[Start of section]
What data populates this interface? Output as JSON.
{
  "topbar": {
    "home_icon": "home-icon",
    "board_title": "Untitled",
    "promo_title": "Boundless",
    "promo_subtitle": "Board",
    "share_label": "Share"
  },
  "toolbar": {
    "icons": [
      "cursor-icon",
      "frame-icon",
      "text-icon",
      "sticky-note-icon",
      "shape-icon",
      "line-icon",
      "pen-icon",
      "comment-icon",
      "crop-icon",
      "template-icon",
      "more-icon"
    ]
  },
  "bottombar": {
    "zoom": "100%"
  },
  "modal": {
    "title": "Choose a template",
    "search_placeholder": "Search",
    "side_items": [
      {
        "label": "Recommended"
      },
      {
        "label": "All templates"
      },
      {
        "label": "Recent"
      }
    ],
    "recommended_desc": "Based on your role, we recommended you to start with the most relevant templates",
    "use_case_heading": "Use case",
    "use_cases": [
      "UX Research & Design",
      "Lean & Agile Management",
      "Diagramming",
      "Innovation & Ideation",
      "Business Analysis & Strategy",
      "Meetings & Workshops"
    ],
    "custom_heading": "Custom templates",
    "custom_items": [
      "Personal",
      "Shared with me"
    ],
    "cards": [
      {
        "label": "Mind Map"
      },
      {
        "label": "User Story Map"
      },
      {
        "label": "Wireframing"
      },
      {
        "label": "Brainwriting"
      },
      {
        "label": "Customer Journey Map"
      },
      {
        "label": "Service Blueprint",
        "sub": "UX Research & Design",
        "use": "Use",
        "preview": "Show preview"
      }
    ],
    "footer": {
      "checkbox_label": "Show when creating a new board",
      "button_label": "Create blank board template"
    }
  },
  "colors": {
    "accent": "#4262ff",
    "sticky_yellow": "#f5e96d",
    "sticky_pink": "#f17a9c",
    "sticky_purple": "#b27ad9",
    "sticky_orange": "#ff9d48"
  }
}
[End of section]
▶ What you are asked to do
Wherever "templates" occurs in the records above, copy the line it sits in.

▶ Finished task
        "label": "All templates"
    "recommended_desc": "Based on your role, we recommended you to start with the most relevant templates",
    "custom_heading": "Custom templates",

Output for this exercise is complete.